Excerpted records:
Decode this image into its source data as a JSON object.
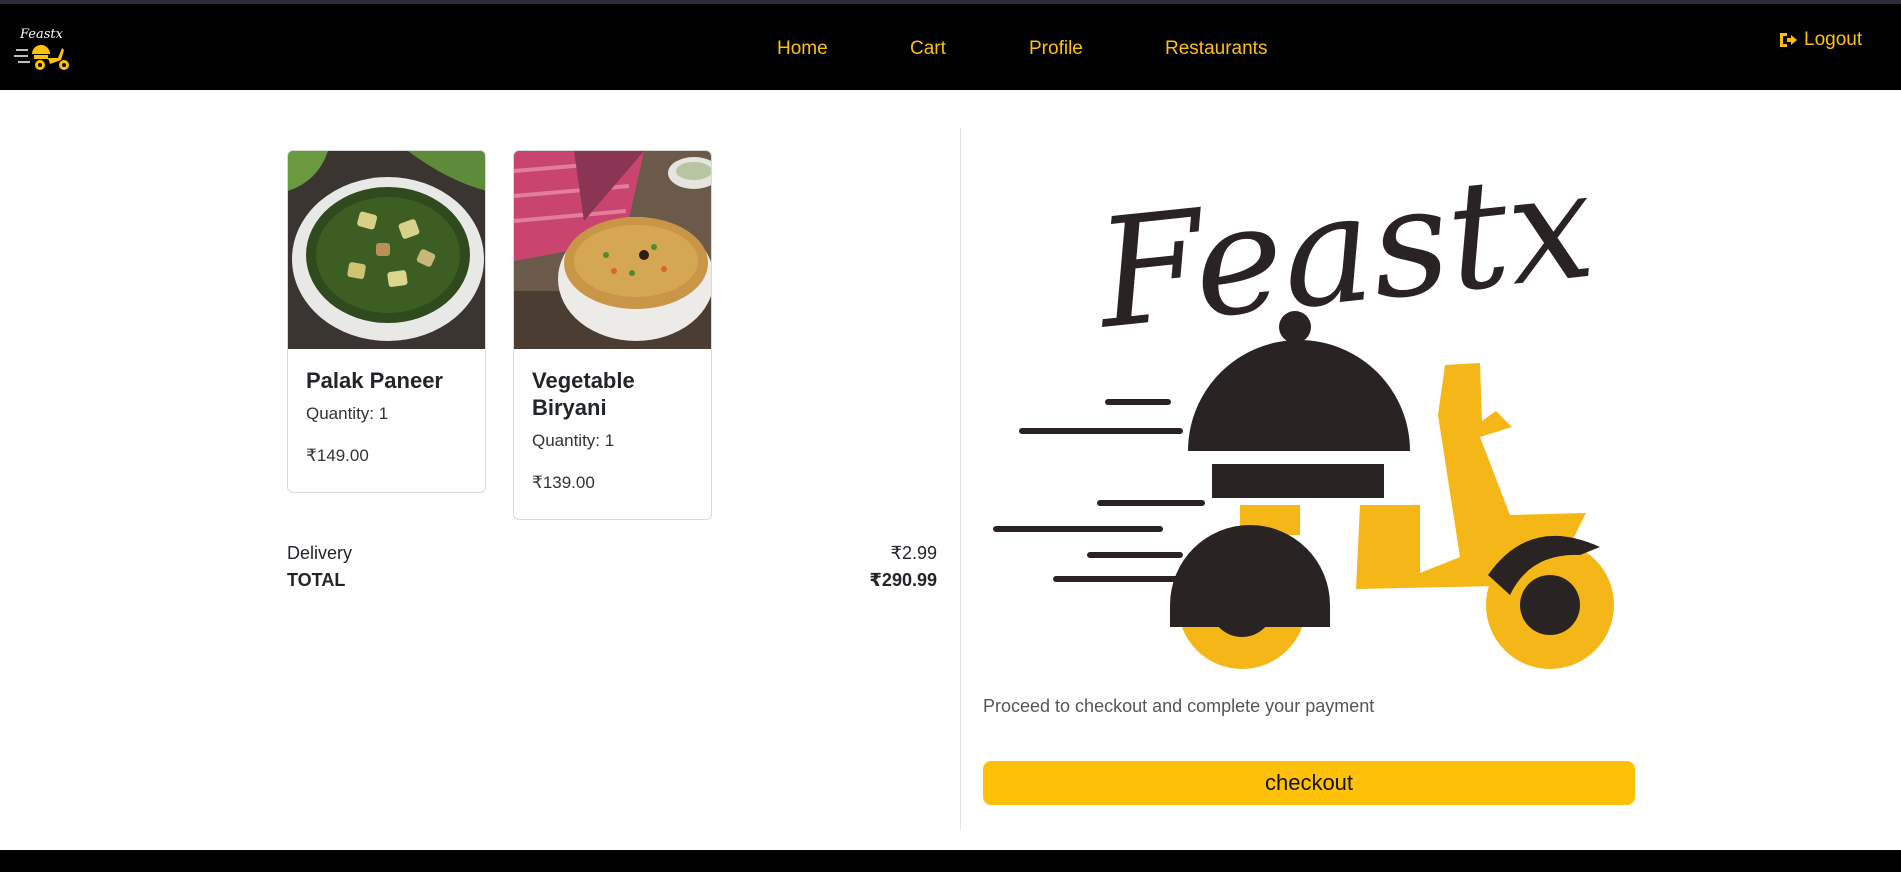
{
  "nav": {
    "brand_logo": "feastx-logo",
    "links": [
      "Home",
      "Cart",
      "Profile",
      "Restaurants"
    ],
    "logout_label": "Logout",
    "logout_icon": "logout-icon",
    "accent_color": "#ffc107"
  },
  "cart": {
    "items": [
      {
        "name": "Palak Paneer",
        "quantity": "Quantity: 1",
        "price": "₹149.00",
        "image": "palak-paneer-dish"
      },
      {
        "name": "Vegetable Biryani",
        "quantity": "Quantity: 1",
        "price": "₹139.00",
        "image": "vegetable-biryani-dish"
      }
    ],
    "delivery_label": "Delivery",
    "delivery_value": "₹2.99",
    "total_label": "TOTAL",
    "total_value": "₹290.99"
  },
  "checkout": {
    "logo": "feastx-logo",
    "message": "Proceed to checkout and complete your payment",
    "button_label": "checkout",
    "button_color": "#ffc107"
  }
}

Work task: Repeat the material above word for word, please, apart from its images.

Answer section:
Decode this image into its source data as a JSON object.
{
  "nav": {
    "brand_logo": "feastx-logo",
    "links": [
      "Home",
      "Cart",
      "Profile",
      "Restaurants"
    ],
    "logout_label": "Logout",
    "logout_icon": "logout-icon",
    "accent_color": "#ffc107"
  },
  "cart": {
    "items": [
      {
        "name": "Palak Paneer",
        "quantity": "Quantity: 1",
        "price": "₹149.00",
        "image": "palak-paneer-dish"
      },
      {
        "name": "Vegetable Biryani",
        "quantity": "Quantity: 1",
        "price": "₹139.00",
        "image": "vegetable-biryani-dish"
      }
    ],
    "delivery_label": "Delivery",
    "delivery_value": "₹2.99",
    "total_label": "TOTAL",
    "total_value": "₹290.99"
  },
  "checkout": {
    "logo": "feastx-logo",
    "message": "Proceed to checkout and complete your payment",
    "button_label": "checkout",
    "button_color": "#ffc107"
  }
}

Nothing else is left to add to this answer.